Simple AC power systems are used widely in industrial heating applications. In order to provide a properly regulated temperature for the process in question, the supply of power to the heater element needs to be switched on and off to maintain a given temperature level, minimising peaks and troughs. At its most basic level this means making and breaking the power circuit, but in a controlled manner. This can be carried out mechanically, by means of a manually operated switch, electromechanically using contactors, or electronically using thyristors.
Mechanical contactors close to make a circuit when a control voltage is applied, and open when the control voltage is removed. This is a relatively low cost solution, but has some disadvantages. Mechanical wear of the contacts gives the device a limited life in terms of the number of operations, and switching frequency is restricted by the mechanical operation time. Mechanical switching is slow, and this means temperature control can suffer, leading to wider fluctuations between on and off cycles. This means contactors are not ideally suited to an application that requires frequent switching operations to closely control temperature. This type of switching can also create radio frequency interference (RFI) which induces noise on the line and may affect other equipment.
A thyristor is a semiconductor device which can be used to switch current on and off. Related to the diode, which only passes current in one direction, a thyristor will not pass current at all unless a control signal is applied to the GATE connection of the device. It continues to pass current until the control signal is removed. As alternating current has a positive and negative aspect, in a full cycle current travels in both directions. One thyristor will only pass current when the direction is forward:
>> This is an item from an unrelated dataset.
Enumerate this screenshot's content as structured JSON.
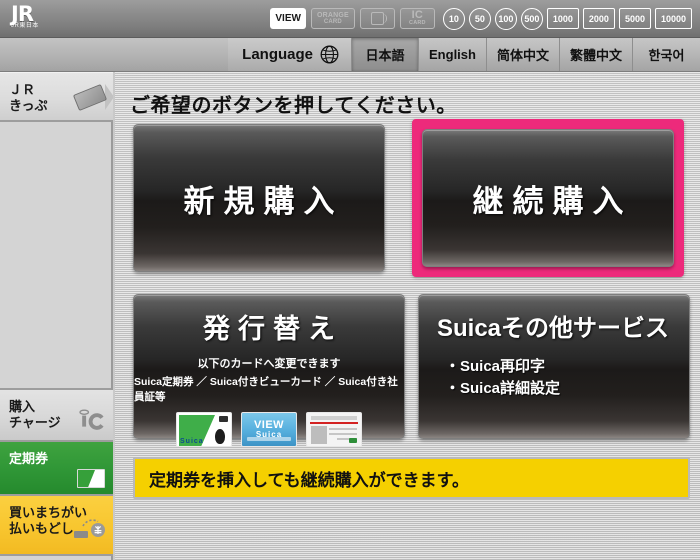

Fig 1. Single thyristor and associated ac waveform (2 cycles)
To control current in both directions two thyristors are used in an inverse-parallel configuration.
Fig 2. Inverse-parallel configuration and associated ac waveform (2 cycles)
Control signals applied to the GATE, or “firing” signals, are timed to switch the power on and off to deliver the power for the required time to control the temperature. As thyristors switch electronically, there are no moving parts which will be subject to wear, and switching frequency can be much higher. This latter characteristic allows much more accurate control over the power applied to heater systems, resulting in less temperature variance.
Single or Three Phase
Low power applications can be driven from a single phase AC supply. This will require one inverse-parallel thyristor pair to switch the current and control the output to the heater. Three phase supplies for higher power applications can be controlled by two or three inverse-parallel pairs, depending upon the configuration of the system and firing control techniques being used.
Firing Control Techniques
Firing modes are usually determined by the type of load (resistive or inductive), and the accuracy of the temperature control required. Inductive loads use phase angle firing which is very accurate, and can accommodate a soft start power up, but RFI shielding may be needed to protect any sensitive equipment nearby. The alternative to phase angle control is zero crossover firing which can be used for resistive loads where appropriate, and generates no RFI. The control circuitry increases in complexity and cost as the power system requirement increases from single phase to multi-phase, and from zero cross over to the more accurate phase angle firing.
Thyristors Versus Contactors
Using thyristors in zero crossing mode in place of mechanical contactors for resistive loads results in lower maintenance costs, shorter cycle times, and more accurate control with increased temperature stability.
For simple HVAC applications, Power Products offer a standard range of controllers from 1.5kW to 150kW. Where higher power is required, or for specialised low power configurations, we offer a wide range of scalable single and three phase assemblies, combining thyristor circuits, line fuses, spike protection, cooling fans and options for on-board or external control circuits. If you have a requirement for either standard or bespoke thyristor control, contact us to discuss how we can help.